McNeil to restore Park-designed USGA charter member club in Massachusetts


McNeil to restore Park-designed USGA charter member club in Massachusetts
Sean Dudley
By Adam Lawrence

Golf architect Robert McNeil has begun developing a long range comprehensive master restoration/renovation plan at the Milton Hoosic Club in Canton, Massachusetts.

Milton Hoosic was established in 1891, making it one of the oldest golf clubs in the US. Its design pedigree trace back to two-time Open champion Willie Park Jr, the designer of courses such as Sunningdale Old in England and Maidstone on Long Island.

“According to a club history Willie Park was engaged by the board of (at the time) Hoosic-Whisick in 1916 to redesign what was a very informal layout developed in 1897,” said McNeil. “The club was elected into the USGA in 1897 and to the Massachusetts Golf Association in 1903 making it one of the original 48 clubs and a charter member.”

The club history also describes Park’s design cutting through the pine forest to develop what are now holes six, seven and eight. The second, third and fourth were also redesigned and lengthened as directed by Park, though the redesign work took several years with a halt in construction during the First World War. The new holes – and the layout as it largely remains today – were reopened in 1921.

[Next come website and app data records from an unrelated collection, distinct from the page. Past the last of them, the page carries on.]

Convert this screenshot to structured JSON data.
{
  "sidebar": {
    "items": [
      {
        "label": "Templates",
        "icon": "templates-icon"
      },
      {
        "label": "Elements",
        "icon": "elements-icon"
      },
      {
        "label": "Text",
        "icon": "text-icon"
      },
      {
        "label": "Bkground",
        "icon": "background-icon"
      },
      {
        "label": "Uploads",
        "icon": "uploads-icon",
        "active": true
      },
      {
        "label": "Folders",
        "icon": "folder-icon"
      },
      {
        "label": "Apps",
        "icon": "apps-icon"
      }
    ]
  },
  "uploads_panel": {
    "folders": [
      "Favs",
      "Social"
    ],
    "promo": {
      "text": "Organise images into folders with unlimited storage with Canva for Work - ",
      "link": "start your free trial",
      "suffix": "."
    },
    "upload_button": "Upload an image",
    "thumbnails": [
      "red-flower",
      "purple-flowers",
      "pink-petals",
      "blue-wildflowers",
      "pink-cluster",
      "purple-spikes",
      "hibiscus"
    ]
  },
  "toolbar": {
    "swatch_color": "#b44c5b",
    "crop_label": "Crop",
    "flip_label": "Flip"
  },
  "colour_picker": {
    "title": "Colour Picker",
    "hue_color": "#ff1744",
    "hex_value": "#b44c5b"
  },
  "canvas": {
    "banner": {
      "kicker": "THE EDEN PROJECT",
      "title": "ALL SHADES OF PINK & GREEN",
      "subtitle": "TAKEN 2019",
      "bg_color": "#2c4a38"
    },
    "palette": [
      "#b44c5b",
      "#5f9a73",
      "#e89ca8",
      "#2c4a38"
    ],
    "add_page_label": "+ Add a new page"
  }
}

“It is evident that Park left an imprint at Milton Hoosic,” said McNeil. “His crossing hazards can be found on the fifth and seventh as well as a lost crossing bunker on the ninth that can be seen as recently as a 1969 photograph. The routing of the golf course takes on a very natural flow with seemingly little earthmoving, with green locations positioned so as to take advantage of the given topography. “

McNeil’s master plan will identify the value of the many historic elements either still part of the course or that have been lost. “The work includes bunker renovation and restoration, establishing a comprehensive tee programme to give the course maximum flexibility, a tree management programme, plus recontouring and expansion of greens and fairways to bring back the original strategic lines on the course,” he said.